(Website and app data records)
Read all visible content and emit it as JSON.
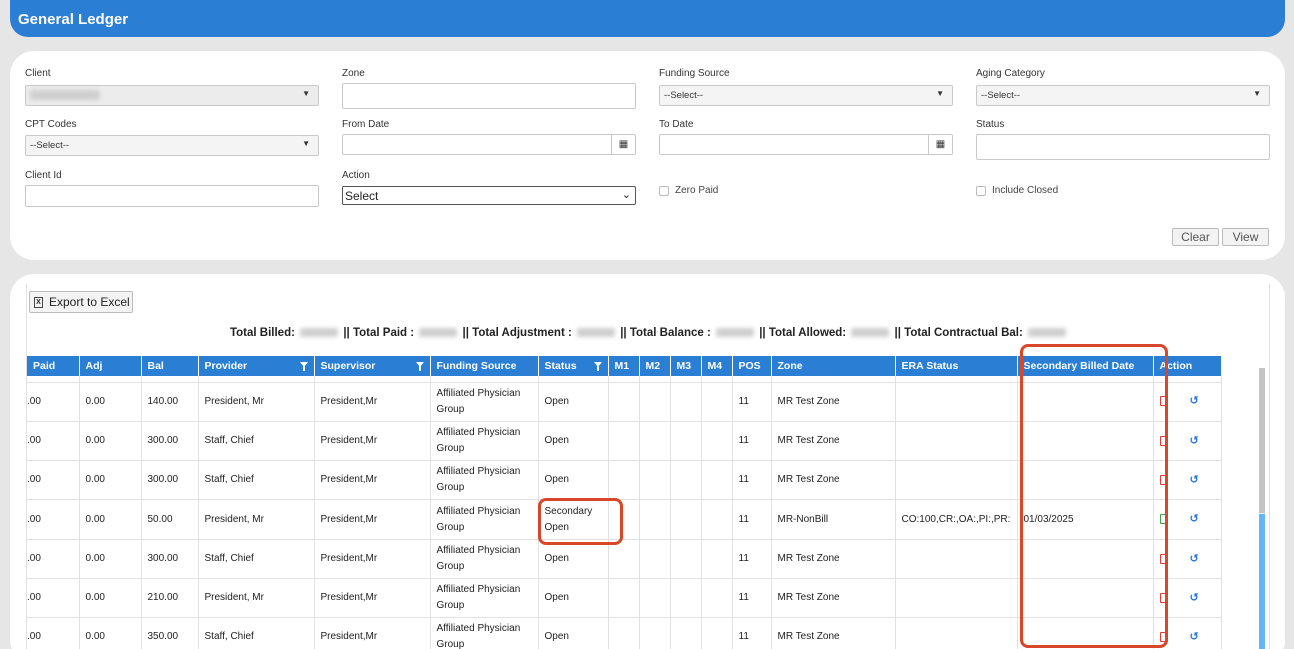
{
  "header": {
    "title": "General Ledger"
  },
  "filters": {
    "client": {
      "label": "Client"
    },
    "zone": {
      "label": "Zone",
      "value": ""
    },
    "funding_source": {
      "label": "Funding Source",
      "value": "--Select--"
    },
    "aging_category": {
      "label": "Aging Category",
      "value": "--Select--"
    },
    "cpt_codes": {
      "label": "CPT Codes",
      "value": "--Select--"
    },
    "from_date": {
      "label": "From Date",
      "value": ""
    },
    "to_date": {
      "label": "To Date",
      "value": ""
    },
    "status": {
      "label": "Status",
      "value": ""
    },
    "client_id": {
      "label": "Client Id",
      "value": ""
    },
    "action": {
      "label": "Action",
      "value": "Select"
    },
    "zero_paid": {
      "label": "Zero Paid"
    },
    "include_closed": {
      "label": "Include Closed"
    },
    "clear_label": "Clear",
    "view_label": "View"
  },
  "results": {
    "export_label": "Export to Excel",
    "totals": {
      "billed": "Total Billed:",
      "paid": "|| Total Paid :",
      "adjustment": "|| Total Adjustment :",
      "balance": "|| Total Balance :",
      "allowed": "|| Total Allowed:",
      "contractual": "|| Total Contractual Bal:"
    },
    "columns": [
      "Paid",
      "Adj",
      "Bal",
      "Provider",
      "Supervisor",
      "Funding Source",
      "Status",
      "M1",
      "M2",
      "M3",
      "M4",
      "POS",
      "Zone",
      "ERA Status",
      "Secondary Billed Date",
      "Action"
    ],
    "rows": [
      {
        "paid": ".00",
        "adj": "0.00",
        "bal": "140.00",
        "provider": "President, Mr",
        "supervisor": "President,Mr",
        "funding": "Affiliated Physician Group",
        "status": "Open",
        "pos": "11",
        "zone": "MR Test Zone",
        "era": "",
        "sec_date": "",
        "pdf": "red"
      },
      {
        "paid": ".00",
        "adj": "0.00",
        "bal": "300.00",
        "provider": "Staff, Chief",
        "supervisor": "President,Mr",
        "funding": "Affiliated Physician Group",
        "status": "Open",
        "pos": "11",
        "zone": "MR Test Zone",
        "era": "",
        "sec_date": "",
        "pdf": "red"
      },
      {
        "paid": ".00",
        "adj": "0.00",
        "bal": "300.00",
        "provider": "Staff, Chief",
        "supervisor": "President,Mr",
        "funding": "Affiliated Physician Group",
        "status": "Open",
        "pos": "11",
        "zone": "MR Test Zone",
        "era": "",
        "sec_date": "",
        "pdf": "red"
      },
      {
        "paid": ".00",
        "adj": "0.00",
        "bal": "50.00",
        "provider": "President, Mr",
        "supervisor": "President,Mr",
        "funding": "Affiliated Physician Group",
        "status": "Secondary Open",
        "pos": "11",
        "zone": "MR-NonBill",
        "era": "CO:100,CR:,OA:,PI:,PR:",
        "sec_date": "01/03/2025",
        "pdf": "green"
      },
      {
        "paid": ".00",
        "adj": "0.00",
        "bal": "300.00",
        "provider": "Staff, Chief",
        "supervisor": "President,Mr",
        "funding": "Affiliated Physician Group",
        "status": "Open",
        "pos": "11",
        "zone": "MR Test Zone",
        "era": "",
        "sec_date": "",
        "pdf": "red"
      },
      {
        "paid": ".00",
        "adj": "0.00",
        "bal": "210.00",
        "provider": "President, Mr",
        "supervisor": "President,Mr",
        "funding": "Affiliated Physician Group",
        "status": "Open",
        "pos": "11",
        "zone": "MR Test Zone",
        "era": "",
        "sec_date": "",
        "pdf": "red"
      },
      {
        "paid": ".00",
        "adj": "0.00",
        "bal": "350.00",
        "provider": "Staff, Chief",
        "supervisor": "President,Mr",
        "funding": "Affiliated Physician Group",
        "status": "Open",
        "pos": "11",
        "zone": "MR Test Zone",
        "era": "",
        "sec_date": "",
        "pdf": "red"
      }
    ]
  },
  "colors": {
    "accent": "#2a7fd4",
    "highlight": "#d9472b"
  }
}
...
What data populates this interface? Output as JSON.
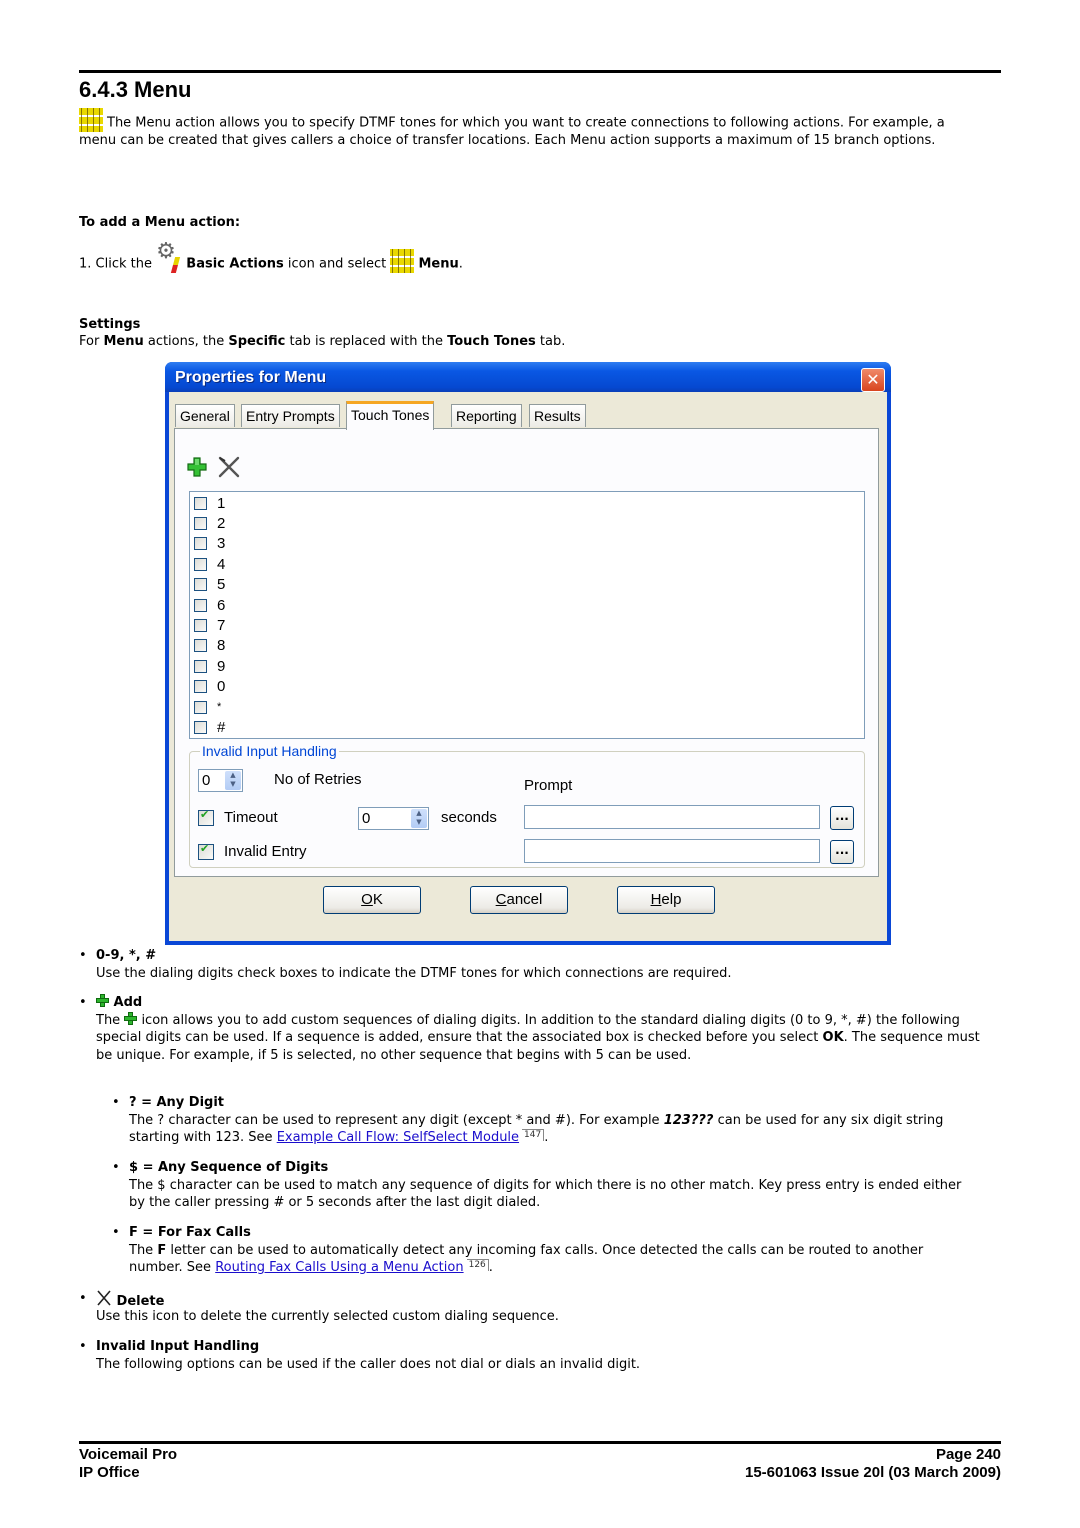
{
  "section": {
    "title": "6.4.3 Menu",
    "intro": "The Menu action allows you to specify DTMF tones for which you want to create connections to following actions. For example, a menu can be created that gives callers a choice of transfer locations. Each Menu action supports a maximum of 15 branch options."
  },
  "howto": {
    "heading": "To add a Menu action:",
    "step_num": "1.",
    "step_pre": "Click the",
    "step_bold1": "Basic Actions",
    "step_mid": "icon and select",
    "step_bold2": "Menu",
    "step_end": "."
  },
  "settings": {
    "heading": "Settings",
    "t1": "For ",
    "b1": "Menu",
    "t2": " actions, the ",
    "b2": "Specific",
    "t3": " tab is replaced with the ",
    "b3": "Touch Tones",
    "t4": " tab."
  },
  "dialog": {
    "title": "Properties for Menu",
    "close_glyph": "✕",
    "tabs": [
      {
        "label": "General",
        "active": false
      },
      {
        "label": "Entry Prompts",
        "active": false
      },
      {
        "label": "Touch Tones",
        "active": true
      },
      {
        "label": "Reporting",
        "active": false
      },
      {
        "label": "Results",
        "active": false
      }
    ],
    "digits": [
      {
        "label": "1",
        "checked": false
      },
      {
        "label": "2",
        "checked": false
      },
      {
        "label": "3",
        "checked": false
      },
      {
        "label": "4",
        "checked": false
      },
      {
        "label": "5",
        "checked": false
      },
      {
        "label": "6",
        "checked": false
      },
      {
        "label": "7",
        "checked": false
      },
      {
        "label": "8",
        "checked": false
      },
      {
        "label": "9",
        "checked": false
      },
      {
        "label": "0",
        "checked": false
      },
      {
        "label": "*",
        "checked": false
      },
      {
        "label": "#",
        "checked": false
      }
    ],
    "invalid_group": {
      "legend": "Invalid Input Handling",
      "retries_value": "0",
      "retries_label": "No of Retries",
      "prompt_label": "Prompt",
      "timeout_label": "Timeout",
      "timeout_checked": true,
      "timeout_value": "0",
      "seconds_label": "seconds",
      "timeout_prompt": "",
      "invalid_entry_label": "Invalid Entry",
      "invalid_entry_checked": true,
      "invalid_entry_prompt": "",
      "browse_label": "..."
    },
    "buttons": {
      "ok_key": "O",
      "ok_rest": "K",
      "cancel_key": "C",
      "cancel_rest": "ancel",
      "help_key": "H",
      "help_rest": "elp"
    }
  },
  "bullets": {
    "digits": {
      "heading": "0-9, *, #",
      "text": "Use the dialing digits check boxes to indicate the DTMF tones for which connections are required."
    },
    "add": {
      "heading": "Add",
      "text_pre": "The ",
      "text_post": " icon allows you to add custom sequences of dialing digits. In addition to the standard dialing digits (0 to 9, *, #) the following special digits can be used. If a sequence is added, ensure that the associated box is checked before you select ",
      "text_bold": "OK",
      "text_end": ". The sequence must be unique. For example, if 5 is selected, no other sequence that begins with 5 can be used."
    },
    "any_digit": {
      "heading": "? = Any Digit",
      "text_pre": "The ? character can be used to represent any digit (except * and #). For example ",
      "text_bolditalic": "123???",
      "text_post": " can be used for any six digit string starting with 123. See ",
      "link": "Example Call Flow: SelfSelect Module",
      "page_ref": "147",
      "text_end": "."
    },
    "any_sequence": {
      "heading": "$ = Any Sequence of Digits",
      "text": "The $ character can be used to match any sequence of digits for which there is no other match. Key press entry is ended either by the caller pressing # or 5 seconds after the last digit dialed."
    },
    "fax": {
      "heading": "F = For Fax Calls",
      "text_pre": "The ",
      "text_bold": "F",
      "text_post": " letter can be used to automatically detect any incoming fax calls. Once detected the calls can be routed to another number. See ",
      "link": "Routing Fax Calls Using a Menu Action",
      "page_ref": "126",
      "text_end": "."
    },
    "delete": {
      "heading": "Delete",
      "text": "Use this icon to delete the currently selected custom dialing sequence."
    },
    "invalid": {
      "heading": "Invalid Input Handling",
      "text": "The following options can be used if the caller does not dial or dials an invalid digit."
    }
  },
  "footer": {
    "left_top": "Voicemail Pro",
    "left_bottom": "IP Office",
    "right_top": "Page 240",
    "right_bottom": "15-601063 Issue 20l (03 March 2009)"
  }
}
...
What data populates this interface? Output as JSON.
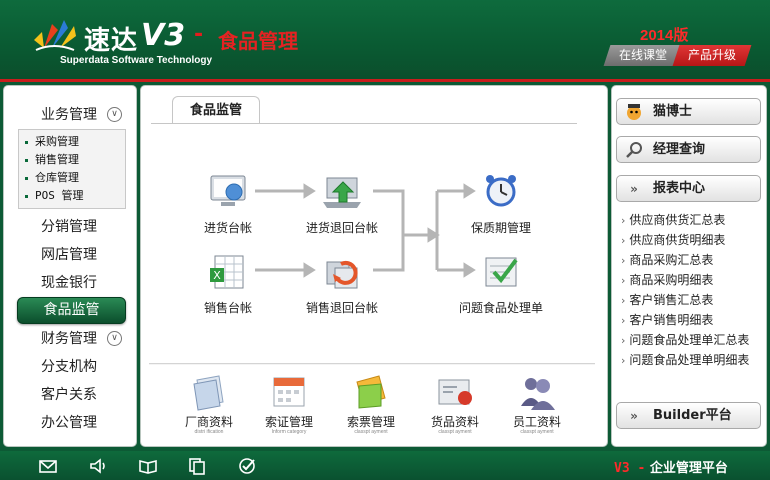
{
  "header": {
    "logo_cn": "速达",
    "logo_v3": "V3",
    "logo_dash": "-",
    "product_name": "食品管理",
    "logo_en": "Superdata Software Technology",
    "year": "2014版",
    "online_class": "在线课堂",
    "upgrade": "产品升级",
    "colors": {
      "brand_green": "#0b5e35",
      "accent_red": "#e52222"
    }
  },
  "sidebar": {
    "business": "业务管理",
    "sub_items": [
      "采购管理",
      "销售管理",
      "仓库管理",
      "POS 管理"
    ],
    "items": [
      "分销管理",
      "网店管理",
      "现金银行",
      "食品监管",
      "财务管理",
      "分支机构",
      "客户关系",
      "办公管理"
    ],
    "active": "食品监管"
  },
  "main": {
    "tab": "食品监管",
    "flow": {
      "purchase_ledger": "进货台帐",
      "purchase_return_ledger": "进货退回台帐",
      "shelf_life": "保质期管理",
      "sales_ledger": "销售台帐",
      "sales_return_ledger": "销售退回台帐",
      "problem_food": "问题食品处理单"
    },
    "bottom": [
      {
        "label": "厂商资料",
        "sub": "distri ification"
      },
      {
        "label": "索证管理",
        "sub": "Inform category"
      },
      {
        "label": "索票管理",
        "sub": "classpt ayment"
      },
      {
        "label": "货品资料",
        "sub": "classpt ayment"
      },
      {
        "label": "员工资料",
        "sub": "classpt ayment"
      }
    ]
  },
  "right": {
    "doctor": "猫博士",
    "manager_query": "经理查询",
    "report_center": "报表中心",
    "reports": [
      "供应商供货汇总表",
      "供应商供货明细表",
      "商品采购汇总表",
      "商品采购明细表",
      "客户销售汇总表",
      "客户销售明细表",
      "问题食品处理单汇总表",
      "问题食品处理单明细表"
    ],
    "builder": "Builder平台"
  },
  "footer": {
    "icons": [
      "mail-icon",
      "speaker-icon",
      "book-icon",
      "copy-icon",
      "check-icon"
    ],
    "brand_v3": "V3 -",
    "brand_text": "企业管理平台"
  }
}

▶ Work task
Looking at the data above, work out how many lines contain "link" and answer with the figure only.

▶ Your solution
2